RUSSIA: Solzhenitsyn - a mission to save his people
Russia went into mourning last week after the death of Alexander Solzhenitsyn, the Nobel prize-winning writer and dissident who devoted his life to exposing the horrors of Stalin's police state and prison system.
Famous for his works based upon his own experiences inside the Soviet Gulag that included A Day in the Life of Ivan Denisovich (1962), and The Gulag Archipelago (1973), Solzhenitsyn died of heart failure at his country home near Moscow late on 3 August.
After being sentenced to eight years in prison in 1945 for criticising Stalin in a letter to a friend, Solzhenitsyn later wrote extensively on the brutalities of Stalinism. Eventually it became too much to tolerate for the Soviet leadership and he spent 20 years living in America following the stripping of his citizenship and exile in 1974.
On his return in May 1994, he spent two months travelling by train from Vladivostok to Moscow. Meeting more than a thousand people - well-wishers as well as protestors - Solzhenitsyn used the trip to criticise President Boris Yeltsin's government for its failure to address the poverty and misery of most ordinary Russians.
His refusal to accept a state award, the Order of St Andrew, from Yeltsin to mark his 80th birthday in December 1998, earned him widespread adoration from ordinary people, although he was criticised for his later good relations with KGB officer turned head of state President Vladimir Putin.
In recent years, Solzhenitsyn worked on editing his 30-volume collected works and also wrote the script for a television adaptation of his chronicle of prison life The First Circle, which state channel Rossiya ran without commercial breaks in 2006.
Actor Yevgeny Mironov, who played the character based on Solzhenitsyn in the TV drama, paid tribute to Solzhenitsyn last week during extended television news coverage of the writer's death.
Solzhenitsyn had "fulfilled a mission to protect and save the Russian people" and had "touched the lives of all those who had lived through his times," Mironov said, adding that Russia and Russians would never forget the great writer.

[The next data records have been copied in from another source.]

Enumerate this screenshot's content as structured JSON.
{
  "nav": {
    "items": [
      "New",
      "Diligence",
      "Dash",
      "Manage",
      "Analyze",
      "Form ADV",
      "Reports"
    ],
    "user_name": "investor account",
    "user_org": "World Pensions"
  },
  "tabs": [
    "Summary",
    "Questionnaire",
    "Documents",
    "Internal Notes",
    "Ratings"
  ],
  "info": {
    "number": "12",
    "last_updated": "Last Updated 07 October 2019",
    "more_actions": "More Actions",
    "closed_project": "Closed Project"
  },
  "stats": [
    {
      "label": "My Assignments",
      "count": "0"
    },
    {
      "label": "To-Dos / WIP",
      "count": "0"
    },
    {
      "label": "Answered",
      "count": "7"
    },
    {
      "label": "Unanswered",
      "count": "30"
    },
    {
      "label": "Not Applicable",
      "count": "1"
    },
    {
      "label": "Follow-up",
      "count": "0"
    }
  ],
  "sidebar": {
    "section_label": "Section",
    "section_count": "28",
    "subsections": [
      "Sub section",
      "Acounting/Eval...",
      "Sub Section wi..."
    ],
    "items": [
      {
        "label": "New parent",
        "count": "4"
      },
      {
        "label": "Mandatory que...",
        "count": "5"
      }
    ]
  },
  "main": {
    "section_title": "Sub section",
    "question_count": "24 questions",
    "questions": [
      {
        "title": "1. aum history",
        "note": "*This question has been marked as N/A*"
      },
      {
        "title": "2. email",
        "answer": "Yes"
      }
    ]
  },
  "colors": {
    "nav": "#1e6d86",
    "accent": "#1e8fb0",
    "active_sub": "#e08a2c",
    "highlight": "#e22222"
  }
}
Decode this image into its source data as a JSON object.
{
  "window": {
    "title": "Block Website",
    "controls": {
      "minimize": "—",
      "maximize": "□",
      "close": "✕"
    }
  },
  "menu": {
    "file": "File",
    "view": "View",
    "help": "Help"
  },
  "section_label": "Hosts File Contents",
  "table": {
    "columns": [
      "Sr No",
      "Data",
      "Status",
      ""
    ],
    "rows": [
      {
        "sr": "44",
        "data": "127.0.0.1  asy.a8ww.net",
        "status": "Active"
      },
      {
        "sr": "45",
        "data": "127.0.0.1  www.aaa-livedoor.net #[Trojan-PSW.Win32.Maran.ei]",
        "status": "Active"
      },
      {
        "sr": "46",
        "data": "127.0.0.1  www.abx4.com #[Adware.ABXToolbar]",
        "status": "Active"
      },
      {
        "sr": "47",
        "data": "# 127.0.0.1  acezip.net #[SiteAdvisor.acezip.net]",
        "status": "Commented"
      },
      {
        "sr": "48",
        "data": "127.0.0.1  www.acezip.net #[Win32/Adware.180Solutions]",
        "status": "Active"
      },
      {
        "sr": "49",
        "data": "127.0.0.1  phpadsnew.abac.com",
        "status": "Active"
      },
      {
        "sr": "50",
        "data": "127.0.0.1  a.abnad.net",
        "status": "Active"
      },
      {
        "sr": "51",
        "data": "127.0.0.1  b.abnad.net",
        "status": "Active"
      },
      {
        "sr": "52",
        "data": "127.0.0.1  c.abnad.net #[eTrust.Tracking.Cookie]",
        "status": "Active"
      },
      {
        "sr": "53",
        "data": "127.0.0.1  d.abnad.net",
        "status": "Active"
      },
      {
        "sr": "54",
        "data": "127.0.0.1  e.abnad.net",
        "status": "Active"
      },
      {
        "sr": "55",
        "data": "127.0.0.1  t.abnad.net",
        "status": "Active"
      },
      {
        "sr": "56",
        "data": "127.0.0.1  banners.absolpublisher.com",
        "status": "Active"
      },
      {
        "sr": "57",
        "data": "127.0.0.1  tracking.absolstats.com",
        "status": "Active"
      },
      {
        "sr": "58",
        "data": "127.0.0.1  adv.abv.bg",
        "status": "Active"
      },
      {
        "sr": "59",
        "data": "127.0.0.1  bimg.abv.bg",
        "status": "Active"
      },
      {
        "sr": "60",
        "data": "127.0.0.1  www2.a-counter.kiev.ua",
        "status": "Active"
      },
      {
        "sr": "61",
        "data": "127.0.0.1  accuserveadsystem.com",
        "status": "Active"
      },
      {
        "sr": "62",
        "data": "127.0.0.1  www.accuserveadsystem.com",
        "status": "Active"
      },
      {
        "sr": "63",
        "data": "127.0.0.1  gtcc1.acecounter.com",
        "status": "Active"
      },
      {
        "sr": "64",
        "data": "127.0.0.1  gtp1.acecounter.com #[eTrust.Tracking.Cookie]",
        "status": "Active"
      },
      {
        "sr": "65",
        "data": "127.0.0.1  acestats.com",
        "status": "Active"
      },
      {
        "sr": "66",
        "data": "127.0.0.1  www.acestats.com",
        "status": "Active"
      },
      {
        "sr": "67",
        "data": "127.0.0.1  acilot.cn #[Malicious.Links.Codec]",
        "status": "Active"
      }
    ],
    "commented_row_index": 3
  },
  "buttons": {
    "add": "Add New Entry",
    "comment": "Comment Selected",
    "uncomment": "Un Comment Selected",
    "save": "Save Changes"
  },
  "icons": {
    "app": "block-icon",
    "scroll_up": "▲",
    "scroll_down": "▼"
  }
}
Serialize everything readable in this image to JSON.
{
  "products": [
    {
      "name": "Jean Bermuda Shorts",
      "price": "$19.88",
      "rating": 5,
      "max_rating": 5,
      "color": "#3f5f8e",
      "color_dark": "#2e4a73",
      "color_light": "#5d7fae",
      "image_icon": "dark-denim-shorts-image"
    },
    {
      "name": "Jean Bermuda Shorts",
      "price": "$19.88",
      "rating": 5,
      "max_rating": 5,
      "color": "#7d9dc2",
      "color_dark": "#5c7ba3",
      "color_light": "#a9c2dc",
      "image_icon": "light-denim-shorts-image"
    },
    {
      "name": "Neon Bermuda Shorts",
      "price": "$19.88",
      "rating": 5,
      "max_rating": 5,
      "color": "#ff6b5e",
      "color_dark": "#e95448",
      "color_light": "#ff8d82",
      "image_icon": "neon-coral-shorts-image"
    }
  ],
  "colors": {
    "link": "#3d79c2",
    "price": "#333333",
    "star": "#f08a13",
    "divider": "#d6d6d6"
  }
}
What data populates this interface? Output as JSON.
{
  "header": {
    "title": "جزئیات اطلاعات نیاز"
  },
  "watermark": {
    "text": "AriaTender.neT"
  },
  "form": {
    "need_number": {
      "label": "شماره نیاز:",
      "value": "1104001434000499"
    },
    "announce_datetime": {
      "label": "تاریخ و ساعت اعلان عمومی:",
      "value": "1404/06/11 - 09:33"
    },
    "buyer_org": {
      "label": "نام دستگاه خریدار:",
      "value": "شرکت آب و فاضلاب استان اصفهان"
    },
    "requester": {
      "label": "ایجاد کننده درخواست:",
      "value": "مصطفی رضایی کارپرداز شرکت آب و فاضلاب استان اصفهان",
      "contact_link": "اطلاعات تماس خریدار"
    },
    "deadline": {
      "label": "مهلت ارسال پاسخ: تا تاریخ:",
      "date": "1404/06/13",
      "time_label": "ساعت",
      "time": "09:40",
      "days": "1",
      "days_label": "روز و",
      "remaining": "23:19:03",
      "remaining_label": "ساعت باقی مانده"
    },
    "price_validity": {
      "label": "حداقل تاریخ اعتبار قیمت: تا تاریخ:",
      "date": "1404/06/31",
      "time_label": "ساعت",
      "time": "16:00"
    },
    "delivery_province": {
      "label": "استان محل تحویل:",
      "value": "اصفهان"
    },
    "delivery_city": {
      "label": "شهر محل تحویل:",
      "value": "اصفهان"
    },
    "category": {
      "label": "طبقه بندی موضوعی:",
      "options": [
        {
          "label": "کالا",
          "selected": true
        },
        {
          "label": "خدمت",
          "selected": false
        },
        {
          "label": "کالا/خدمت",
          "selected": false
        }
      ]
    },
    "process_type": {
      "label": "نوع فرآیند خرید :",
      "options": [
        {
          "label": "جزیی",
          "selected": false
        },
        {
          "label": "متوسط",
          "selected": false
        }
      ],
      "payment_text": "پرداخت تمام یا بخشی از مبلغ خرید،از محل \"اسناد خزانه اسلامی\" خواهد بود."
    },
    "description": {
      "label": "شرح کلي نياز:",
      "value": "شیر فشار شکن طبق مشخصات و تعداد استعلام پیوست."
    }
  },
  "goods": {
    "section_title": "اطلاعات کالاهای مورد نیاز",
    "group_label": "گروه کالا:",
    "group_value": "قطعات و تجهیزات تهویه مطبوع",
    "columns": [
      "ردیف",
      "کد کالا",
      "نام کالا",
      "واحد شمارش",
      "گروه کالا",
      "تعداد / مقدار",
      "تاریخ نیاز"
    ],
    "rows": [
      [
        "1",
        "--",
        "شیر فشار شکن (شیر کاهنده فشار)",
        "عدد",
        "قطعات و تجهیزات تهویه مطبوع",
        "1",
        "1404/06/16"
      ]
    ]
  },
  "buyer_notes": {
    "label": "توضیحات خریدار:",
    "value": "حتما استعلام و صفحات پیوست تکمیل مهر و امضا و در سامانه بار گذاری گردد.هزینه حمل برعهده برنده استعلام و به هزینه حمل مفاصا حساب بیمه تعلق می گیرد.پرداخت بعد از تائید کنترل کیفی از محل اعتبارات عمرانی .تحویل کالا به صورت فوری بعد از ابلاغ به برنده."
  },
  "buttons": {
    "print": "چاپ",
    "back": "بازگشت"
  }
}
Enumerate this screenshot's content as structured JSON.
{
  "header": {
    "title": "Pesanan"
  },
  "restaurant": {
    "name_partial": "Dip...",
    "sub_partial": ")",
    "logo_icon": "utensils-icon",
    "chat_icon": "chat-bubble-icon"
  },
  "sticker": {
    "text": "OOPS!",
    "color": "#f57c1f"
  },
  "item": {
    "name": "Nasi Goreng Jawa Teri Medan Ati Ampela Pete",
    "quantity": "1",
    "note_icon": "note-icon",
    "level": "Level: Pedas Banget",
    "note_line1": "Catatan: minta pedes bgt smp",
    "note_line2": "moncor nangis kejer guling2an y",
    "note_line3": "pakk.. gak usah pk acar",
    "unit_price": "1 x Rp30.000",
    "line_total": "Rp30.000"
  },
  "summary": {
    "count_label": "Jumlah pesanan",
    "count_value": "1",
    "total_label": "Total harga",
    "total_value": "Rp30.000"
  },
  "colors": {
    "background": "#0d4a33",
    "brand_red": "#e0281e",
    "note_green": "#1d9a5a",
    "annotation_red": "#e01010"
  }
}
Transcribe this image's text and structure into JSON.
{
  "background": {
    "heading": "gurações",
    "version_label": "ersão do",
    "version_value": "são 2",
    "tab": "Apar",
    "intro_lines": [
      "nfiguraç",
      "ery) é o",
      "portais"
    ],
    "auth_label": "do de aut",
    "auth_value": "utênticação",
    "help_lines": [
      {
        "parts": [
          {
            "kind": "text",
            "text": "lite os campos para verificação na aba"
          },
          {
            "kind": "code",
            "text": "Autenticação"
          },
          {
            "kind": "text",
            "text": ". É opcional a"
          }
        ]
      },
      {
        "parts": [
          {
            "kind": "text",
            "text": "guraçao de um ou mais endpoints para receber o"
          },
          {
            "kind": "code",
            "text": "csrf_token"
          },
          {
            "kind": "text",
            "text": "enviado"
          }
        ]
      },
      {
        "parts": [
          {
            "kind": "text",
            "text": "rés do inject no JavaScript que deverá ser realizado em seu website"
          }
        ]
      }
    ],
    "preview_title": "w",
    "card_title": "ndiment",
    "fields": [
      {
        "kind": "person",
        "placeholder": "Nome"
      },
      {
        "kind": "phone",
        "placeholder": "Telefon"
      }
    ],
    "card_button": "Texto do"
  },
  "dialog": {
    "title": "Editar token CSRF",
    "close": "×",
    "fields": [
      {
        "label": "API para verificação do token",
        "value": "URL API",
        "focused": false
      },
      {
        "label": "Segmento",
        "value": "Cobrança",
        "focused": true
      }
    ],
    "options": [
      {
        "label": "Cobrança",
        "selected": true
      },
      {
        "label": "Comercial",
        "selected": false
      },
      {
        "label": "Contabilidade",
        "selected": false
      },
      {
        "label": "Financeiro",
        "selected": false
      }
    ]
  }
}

For a man whose books became required reading for many university students across the free world during the 1970s and '80s - and in Russia following the collapse of the Soviet Union in 1991 - it was fitting that Solzhenitsyn's last public event was his lying in state at the Russian Academy of Sciences on 5 August - the day before his burial in Moscow's 16th century Donskoi Monastery.